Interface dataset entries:
# # # # # # #

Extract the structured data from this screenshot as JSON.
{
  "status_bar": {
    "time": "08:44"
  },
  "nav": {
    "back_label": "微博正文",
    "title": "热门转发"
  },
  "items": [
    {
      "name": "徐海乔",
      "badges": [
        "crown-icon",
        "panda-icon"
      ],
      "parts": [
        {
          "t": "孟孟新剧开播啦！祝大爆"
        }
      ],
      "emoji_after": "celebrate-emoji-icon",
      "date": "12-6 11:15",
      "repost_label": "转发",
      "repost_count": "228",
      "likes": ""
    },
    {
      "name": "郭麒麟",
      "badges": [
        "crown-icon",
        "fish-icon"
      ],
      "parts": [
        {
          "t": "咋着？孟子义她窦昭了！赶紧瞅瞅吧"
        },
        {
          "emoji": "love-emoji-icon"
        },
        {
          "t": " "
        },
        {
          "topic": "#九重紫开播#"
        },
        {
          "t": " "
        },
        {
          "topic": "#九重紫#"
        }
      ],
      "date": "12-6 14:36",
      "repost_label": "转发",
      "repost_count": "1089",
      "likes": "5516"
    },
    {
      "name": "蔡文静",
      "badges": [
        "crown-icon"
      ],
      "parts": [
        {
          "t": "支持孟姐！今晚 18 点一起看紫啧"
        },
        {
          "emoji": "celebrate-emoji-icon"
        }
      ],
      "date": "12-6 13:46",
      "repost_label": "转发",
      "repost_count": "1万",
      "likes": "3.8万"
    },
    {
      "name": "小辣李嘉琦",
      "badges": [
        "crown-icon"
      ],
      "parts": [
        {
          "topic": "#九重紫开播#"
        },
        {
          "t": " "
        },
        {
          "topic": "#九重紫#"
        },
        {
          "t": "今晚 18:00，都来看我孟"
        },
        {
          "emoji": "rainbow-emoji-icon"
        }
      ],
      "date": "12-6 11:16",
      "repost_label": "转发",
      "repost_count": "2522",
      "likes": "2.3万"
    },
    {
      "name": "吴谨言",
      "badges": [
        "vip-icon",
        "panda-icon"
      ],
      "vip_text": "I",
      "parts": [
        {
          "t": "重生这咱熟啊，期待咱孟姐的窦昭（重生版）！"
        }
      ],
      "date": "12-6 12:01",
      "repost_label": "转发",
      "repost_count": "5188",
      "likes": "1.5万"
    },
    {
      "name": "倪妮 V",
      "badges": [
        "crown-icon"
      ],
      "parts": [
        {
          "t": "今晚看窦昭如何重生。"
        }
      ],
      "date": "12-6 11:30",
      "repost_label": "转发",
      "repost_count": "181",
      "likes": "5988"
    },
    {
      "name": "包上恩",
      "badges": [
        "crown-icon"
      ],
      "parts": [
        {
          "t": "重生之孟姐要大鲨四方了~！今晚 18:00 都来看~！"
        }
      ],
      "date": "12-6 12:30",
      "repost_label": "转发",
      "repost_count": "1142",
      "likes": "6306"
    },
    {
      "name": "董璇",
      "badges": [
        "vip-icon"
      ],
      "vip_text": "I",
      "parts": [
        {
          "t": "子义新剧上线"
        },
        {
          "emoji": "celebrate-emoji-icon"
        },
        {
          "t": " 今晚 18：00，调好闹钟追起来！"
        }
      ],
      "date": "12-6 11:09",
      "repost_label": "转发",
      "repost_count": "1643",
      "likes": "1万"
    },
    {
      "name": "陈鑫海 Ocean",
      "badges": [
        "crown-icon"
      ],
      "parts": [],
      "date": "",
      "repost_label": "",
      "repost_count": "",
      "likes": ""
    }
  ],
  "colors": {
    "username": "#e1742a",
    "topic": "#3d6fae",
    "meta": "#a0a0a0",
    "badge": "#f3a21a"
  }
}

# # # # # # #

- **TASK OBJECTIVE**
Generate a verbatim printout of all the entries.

- **ANSWER TO THE EXERCISE**
Extract the structured data from this screenshot as JSON.
{
  "status_bar": {
    "time": "08:44"
  },
  "nav": {
    "back_label": "微博正文",
    "title": "热门转发"
  },
  "items": [
    {
      "name": "徐海乔",
      "badges": [
        "crown-icon",
        "panda-icon"
      ],
      "parts": [
        {
          "t": "孟孟新剧开播啦！祝大爆"
        }
      ],
      "emoji_after": "celebrate-emoji-icon",
      "date": "12-6 11:15",
      "repost_label": "转发",
      "repost_count": "228",
      "likes": ""
    },
    {
      "name": "郭麒麟",
      "badges": [
        "crown-icon",
        "fish-icon"
      ],
      "parts": [
        {
          "t": "咋着？孟子义她窦昭了！赶紧瞅瞅吧"
        },
        {
          "emoji": "love-emoji-icon"
        },
        {
          "t": " "
        },
        {
          "topic": "#九重紫开播#"
        },
        {
          "t": " "
        },
        {
          "topic": "#九重紫#"
        }
      ],
      "date": "12-6 14:36",
      "repost_label": "转发",
      "repost_count": "1089",
      "likes": "5516"
    },
    {
      "name": "蔡文静",
      "badges": [
        "crown-icon"
      ],
      "parts": [
        {
          "t": "支持孟姐！今晚 18 点一起看紫啧"
        },
        {
          "emoji": "celebrate-emoji-icon"
        }
      ],
      "date": "12-6 13:46",
      "repost_label": "转发",
      "repost_count": "1万",
      "likes": "3.8万"
    },
    {
      "name": "小辣李嘉琦",
      "badges": [
        "crown-icon"
      ],
      "parts": [
        {
          "topic": "#九重紫开播#"
        },
        {
          "t": " "
        },
        {
          "topic": "#九重紫#"
        },
        {
          "t": "今晚 18:00，都来看我孟"
        },
        {
          "emoji": "rainbow-emoji-icon"
        }
      ],
      "date": "12-6 11:16",
      "repost_label": "转发",
      "repost_count": "2522",
      "likes": "2.3万"
    },
    {
      "name": "吴谨言",
      "badges": [
        "vip-icon",
        "panda-icon"
      ],
      "vip_text": "I",
      "parts": [
        {
          "t": "重生这咱熟啊，期待咱孟姐的窦昭（重生版）！"
        }
      ],
      "date": "12-6 12:01",
      "repost_label": "转发",
      "repost_count": "5188",
      "likes": "1.5万"
    },
    {
      "name": "倪妮 V",
      "badges": [
        "crown-icon"
      ],
      "parts": [
        {
          "t": "今晚看窦昭如何重生。"
        }
      ],
      "date": "12-6 11:30",
      "repost_label": "转发",
      "repost_count": "181",
      "likes": "5988"
    },
    {
      "name": "包上恩",
      "badges": [
        "crown-icon"
      ],
      "parts": [
        {
          "t": "重生之孟姐要大鲨四方了~！今晚 18:00 都来看~！"
        }
      ],
      "date": "12-6 12:30",
      "repost_label": "转发",
      "repost_count": "1142",
      "likes": "6306"
    },
    {
      "name": "董璇",
      "badges": [
        "vip-icon"
      ],
      "vip_text": "I",
      "parts": [
        {
          "t": "子义新剧上线"
        },
        {
          "emoji": "celebrate-emoji-icon"
        },
        {
          "t": " 今晚 18：00，调好闹钟追起来！"
        }
      ],
      "date": "12-6 11:09",
      "repost_label": "转发",
      "repost_count": "1643",
      "likes": "1万"
    },
    {
      "name": "陈鑫海 Ocean",
      "badges": [
        "crown-icon"
      ],
      "parts": [],
      "date": "",
      "repost_label": "",
      "repost_count": "",
      "likes": ""
    }
  ],
  "colors": {
    "username": "#e1742a",
    "topic": "#3d6fae",
    "meta": "#a0a0a0",
    "badge": "#f3a21a"
  }
}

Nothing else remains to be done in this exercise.